→ INSTRUCTIONS TO FOLLOW
Check each line of the material below, and copy it if it holds the string "ночной".
━━━━━━━━━━━━━━━━━━━━━━━━━━━━━━
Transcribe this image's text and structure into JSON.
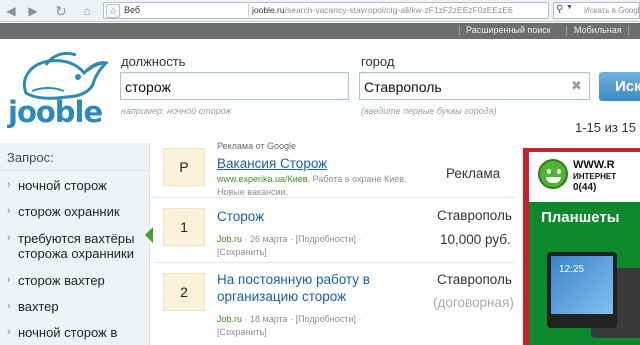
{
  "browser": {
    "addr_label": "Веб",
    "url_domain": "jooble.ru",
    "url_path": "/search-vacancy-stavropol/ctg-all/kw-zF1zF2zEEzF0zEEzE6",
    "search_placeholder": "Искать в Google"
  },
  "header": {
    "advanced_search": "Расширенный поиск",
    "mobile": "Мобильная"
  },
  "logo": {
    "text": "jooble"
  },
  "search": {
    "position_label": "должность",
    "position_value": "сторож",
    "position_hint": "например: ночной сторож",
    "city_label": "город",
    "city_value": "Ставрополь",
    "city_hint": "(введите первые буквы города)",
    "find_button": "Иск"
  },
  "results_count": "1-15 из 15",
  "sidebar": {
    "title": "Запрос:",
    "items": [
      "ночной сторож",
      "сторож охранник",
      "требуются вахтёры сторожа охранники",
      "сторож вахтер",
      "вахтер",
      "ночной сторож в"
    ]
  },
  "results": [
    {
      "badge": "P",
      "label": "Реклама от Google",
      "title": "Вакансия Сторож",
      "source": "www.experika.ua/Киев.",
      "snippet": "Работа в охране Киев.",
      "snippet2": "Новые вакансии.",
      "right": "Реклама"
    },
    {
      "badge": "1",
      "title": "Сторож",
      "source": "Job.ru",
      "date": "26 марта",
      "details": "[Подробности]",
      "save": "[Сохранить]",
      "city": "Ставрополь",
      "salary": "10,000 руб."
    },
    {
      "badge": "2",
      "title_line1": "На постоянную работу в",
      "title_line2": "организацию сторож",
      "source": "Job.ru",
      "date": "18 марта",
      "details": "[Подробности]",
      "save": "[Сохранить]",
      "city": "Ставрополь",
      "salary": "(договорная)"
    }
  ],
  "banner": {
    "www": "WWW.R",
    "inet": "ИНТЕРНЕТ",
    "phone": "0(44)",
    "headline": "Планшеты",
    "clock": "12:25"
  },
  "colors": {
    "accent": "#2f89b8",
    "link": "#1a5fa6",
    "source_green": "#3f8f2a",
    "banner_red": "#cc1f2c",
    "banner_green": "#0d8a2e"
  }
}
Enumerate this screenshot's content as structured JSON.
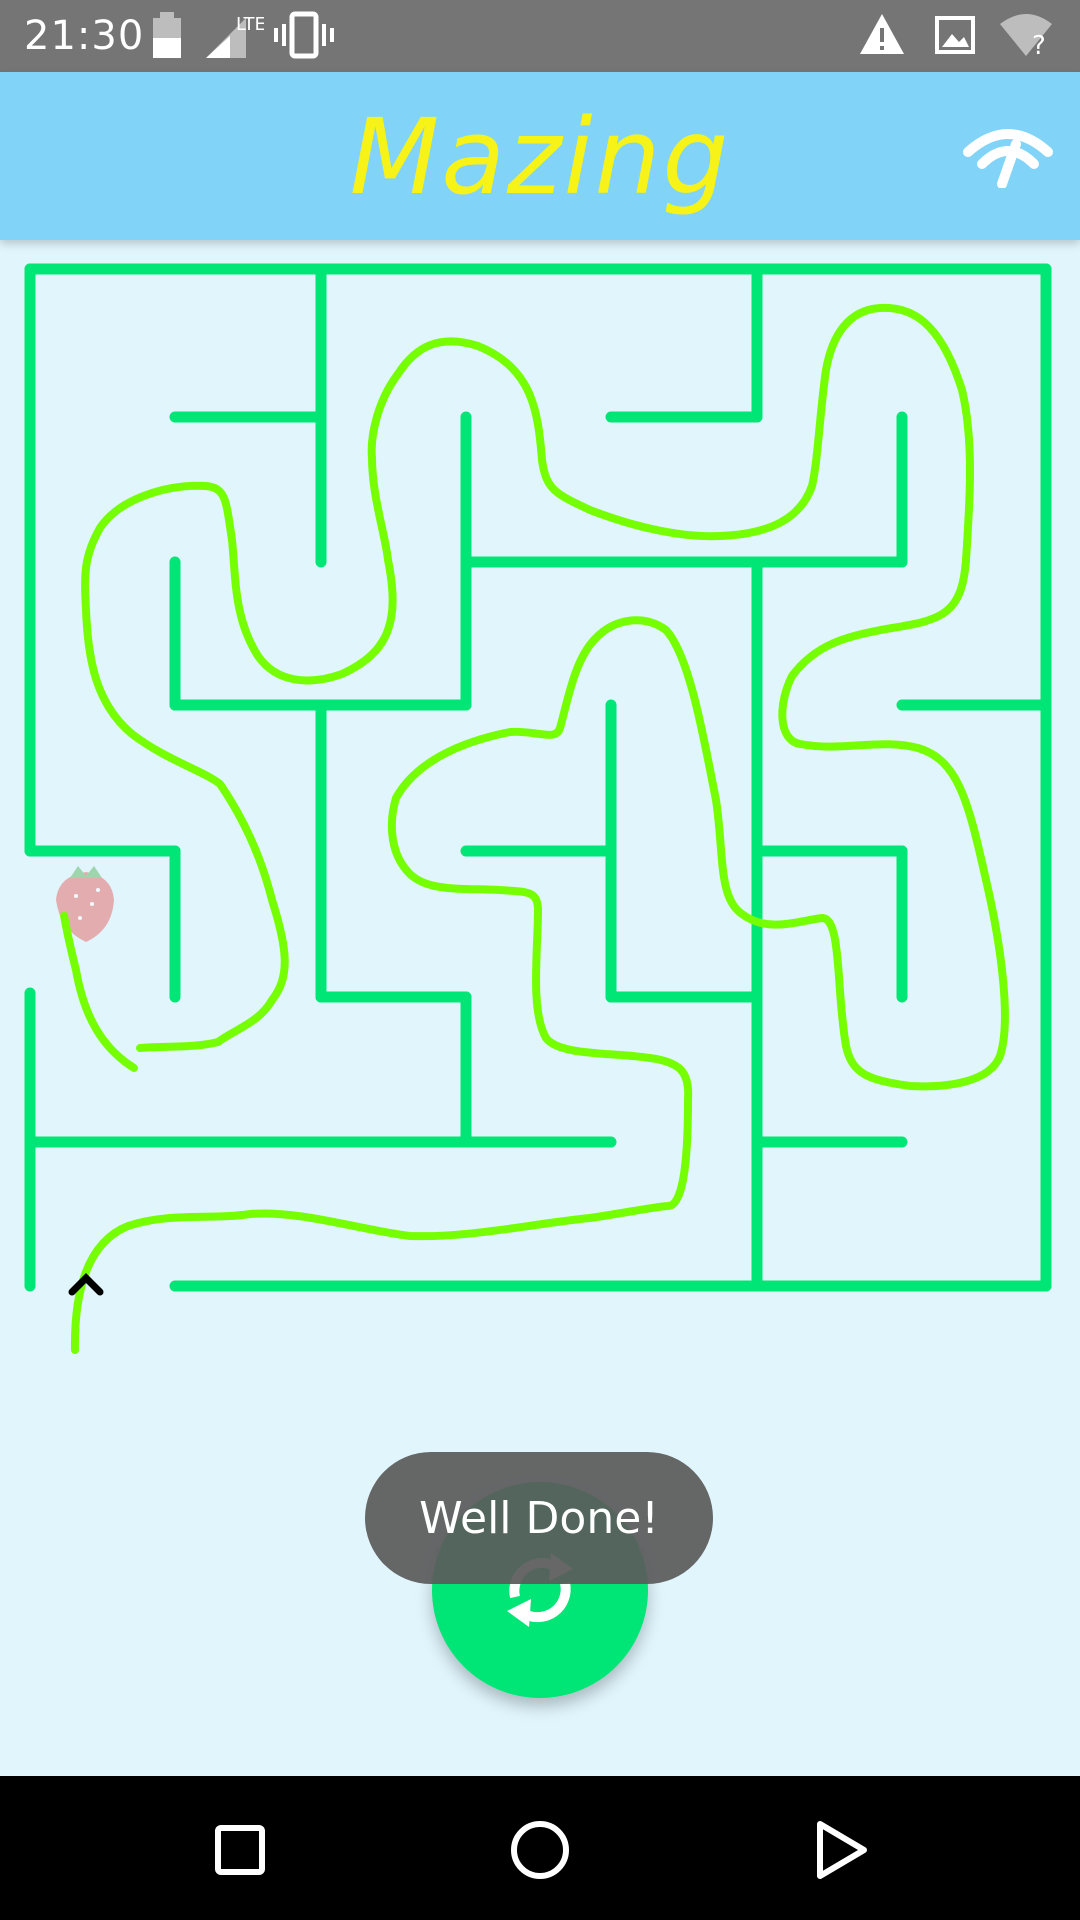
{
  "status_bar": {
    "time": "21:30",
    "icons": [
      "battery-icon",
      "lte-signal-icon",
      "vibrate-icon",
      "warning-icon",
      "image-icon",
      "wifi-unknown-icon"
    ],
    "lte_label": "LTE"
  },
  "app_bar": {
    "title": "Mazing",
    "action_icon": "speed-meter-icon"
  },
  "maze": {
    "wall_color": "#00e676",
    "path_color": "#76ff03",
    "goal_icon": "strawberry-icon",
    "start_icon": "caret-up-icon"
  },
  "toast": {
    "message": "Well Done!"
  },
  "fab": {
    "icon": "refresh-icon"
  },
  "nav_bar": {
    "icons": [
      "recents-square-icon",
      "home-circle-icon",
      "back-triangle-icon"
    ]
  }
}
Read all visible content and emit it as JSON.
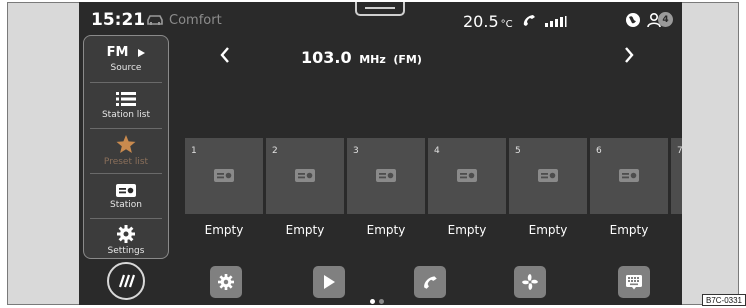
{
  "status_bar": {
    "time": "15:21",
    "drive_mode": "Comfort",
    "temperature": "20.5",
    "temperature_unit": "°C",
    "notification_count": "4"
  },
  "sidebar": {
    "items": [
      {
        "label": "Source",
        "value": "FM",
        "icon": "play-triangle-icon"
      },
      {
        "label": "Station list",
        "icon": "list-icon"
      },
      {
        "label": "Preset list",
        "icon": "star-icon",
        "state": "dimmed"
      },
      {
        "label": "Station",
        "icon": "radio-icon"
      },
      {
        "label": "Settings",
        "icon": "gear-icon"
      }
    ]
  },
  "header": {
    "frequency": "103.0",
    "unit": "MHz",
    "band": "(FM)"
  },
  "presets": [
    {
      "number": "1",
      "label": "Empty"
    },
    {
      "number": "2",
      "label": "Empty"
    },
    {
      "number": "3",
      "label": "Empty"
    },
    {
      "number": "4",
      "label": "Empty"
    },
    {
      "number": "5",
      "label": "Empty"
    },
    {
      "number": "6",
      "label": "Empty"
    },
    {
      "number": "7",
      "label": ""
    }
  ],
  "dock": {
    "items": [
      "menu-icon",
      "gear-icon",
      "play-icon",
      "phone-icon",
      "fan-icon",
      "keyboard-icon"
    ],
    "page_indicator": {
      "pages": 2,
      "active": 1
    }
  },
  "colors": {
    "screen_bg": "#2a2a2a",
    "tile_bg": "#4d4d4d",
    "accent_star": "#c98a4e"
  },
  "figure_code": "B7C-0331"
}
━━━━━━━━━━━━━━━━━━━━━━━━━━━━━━
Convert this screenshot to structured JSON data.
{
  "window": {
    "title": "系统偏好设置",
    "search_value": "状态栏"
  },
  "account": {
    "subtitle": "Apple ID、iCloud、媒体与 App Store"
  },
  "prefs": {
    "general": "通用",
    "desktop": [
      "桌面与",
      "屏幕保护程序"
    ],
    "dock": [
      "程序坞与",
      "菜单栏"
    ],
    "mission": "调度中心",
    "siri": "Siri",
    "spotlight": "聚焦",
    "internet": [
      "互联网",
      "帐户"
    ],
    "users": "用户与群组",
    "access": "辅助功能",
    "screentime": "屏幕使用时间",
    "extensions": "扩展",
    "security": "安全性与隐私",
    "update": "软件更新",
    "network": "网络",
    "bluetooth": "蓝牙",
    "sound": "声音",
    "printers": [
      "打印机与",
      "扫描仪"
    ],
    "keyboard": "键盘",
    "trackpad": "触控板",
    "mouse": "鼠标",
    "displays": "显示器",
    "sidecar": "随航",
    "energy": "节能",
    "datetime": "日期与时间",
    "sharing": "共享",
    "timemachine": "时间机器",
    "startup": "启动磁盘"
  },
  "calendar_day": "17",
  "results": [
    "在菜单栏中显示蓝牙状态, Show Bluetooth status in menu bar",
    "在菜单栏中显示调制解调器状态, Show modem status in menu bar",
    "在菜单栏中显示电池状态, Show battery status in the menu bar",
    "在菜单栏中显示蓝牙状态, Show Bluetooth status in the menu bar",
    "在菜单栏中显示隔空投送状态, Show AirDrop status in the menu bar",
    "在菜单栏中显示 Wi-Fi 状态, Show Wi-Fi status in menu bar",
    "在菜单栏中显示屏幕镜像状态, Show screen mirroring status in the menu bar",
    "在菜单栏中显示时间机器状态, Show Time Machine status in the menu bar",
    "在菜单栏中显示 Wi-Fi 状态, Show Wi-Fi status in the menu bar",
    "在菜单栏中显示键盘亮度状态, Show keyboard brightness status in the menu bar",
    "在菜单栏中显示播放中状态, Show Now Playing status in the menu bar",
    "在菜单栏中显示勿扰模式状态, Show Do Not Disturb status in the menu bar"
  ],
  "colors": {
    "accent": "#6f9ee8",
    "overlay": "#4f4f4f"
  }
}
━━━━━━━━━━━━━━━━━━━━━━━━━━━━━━
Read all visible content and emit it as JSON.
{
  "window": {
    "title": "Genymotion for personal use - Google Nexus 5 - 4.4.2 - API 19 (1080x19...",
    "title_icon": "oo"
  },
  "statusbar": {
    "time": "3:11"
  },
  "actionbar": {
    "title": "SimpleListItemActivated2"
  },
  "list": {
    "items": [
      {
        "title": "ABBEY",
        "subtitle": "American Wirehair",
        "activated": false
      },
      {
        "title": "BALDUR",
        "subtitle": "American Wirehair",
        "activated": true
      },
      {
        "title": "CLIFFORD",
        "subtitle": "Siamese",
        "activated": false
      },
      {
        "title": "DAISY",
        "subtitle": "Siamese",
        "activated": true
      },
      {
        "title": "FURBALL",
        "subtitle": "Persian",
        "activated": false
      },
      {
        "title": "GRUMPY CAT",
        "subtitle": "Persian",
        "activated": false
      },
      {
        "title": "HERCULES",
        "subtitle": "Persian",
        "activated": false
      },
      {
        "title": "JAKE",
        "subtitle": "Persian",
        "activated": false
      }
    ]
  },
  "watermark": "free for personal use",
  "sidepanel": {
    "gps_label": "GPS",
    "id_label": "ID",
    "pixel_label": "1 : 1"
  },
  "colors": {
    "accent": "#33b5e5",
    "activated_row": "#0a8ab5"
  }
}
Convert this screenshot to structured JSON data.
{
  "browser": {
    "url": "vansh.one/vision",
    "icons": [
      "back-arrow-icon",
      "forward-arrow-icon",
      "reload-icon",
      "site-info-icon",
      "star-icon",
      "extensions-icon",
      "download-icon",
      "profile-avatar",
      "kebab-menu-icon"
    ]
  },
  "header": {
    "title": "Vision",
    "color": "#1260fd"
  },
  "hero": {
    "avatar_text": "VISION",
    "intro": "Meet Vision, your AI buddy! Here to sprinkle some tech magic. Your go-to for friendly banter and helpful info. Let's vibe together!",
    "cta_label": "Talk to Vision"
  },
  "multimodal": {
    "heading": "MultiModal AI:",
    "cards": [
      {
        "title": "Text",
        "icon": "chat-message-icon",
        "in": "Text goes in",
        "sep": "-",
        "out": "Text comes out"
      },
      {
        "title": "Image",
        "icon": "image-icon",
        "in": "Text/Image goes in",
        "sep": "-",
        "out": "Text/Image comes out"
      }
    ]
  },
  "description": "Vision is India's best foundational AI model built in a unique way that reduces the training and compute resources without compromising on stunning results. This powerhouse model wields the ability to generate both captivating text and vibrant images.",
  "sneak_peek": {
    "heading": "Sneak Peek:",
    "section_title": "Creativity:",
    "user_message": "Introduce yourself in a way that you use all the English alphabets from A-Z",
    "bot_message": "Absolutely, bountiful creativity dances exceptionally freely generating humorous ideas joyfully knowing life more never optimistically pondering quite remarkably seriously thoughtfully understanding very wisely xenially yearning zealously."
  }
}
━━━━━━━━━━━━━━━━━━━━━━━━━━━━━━
→ SOLUTION TO THE PROBLEM
    "position_hint": "например: ночной сторож",
      "ночной сторож",
      "ночной сторож в"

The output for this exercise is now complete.